Blue Light Ingredients
As more research continues to emerge, many big players in the ingredients world have developed products that protect against blue light. A few developers and blue light prevention ingredients are listed below:
- DN-Aura (INCI: Maltodextrin (and) Lansium Domesticum Leaf Extract) is a natural active ingredient that diminishes pigmented spots by acting on miR-490-3p. This microRNA molecule controls the production of tyrosinase, shown by in silico, in vitro and in vivo studies.
- Neurobiox (INCI: Water (Aqua) (and) Butylene Glycol (and) Pentylene Glycol (and) Achillea Millefolium Extract (and) Xanthan Gum) is intended to stimulate cell renewal; since the epidermis decreases in thickness with age, the ingredient also works to increase skin thickness.
- Phytosoothe (INCI: Brassica Campestris Sterols (and) Cetearyl Alcohol) works to protect and restore both the skin’s physical and microbiotic barrier.
- Celligent (INCI: Helianthus Annuus (Sunflower) Seed Oil (and) Ethyl Ferulate (and) Rosmarinus Officinalis (Rosemary) Leaf Extract (and) Tocopherol) has been shown to recalibrate the biorhythm of skin thanks to two powerful circadian-influencing antioxidants obtained from rice and rosemary.
- Myramaze (INCI: Propanediol (and) Water (Aqua) (and) Myrothamnus Flabellifolia Extract (and) Ascorbic Acid (and) Citric Acid) is designed to activate the sensory receptors of the skin and nose to relax the skin and mind and boost the user's mood, even at low concentrations.
- Proteolea (INCI: Glycerin (and) Water (aqua) (and) Levan (and) Decyl Glucoside (and) Olea Europaea (Olive) Leaf Extract (and) Phenethyl Alcohol (and) Zizyphus Jujuba Extract (and) Citric Acid (and) Ascorbic Acid) can be used as a cellular recycling manager, in addition to containing an anti-blue light formula for a six-year skin rejuvenation effect in four weeks.
Additionally, Alban Muller’s Cytokalmine ER (INCI: Maltitol (and) Punica Granatum Extract) is designed to reduce the general mechanism of inflammatory reaction and oxidative stress, serving as a solution for blue light damage; and Silab's Oxygeskin (INCI: Tropaeolum Majus Extract) fights damage induced in skin by blue light.
Effects of Blue Light
Aside from regular eyestrain, blue light can permanently damage vision, however this is only through constant exposure and age, per health.ucdavis.edu.
In terms of the skin, low exposure to high energy blue light can actually help, according to an article published by the journal of cosmetology. However, continued exposure can cause damage to the DNA and skin barrier, the death of cells and tissue and photoaging.

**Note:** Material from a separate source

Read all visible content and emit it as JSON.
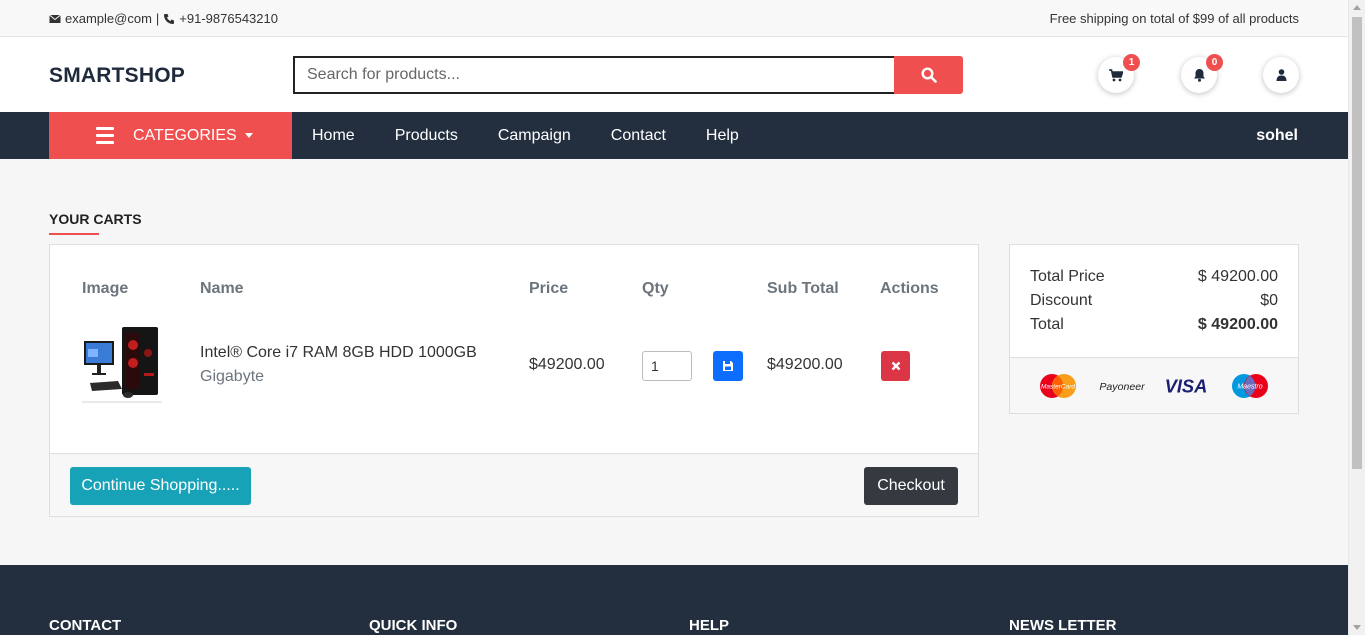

Further, when viewing screens on a daily basis for a significant amount of time, depth perception is lost. This raises significant concerns in general health and wellness, not to mention driving and outdoor activities. UCDavis suggests individuals seek a screen to real-world balance. Still, this may not always be feasible as people are enveloped in work that requires computer use, and it would not avoid blue light exposure altogether. Therefore, a reduction of the negative effects of blue light could be found in breaks from screen time (the 20-20-20 rule), blue light glasses or cosmetic products that serve to counteract or reduce symptoms of sustained blue light exposure.

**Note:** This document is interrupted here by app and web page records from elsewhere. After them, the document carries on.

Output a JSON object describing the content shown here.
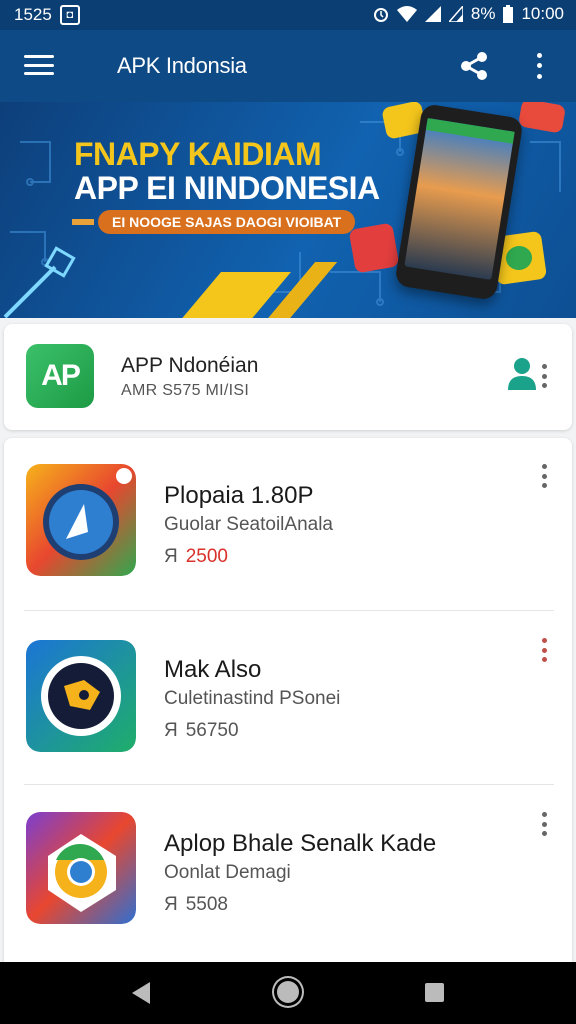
{
  "status_bar": {
    "time": "1525",
    "notification_icon": "notification-box-icon",
    "battery_percent": "8%",
    "clock": "10:00"
  },
  "app_bar": {
    "title": "APK Indonsia",
    "menu_icon": "hamburger-menu-icon",
    "share_icon": "share-icon",
    "more_icon": "more-vertical-icon"
  },
  "banner": {
    "headline_1": "FNAPY KAIDIAM",
    "headline_2": "APP EI NINDONESIA",
    "tagline": "EI NOOGE SAJAS DAOGI VIOIBAT",
    "colors": {
      "accent": "#f4c61c",
      "tag": "#d9701d",
      "background": "#1162b0"
    }
  },
  "featured": {
    "icon_text": "AP",
    "title": "APP Ndonéian",
    "subtitle": "AMR S575 MI/ISI",
    "profile_icon": "user-icon"
  },
  "apps": [
    {
      "name": "Plopaia 1.80P",
      "developer": "Guolar SeatoilAnala",
      "price_prefix": "Я",
      "price": "2500",
      "price_color": "#d8302a",
      "icon": "compass-app-icon"
    },
    {
      "name": "Mak Also",
      "developer": "Culetinastind PSonei",
      "price_prefix": "Я",
      "price": "56750",
      "price_color": "#555555",
      "icon": "fox-app-icon"
    },
    {
      "name": "Aplop Bhale Senalk Kade",
      "developer": "Oonlat Demagi",
      "price_prefix": "Я",
      "price": "5508",
      "price_color": "#555555",
      "icon": "chrome-app-icon"
    }
  ],
  "nav_bar": {
    "back_icon": "back-icon",
    "home_icon": "home-icon",
    "recents_icon": "recents-icon"
  }
}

Developers of blue light ingredients are creating products that will help mitigate the dangers of excessive blue light exposure. The health risks and symptoms may appear subtle, yet after an extended amount of time they can cause serious damage. Whether or not blue light ingredients are significantly helpful in reducing eye damage, circadian rhythm disruption and skin damage will require more research. There is, however, a need for them, and early findings of the benefits of these products is promising.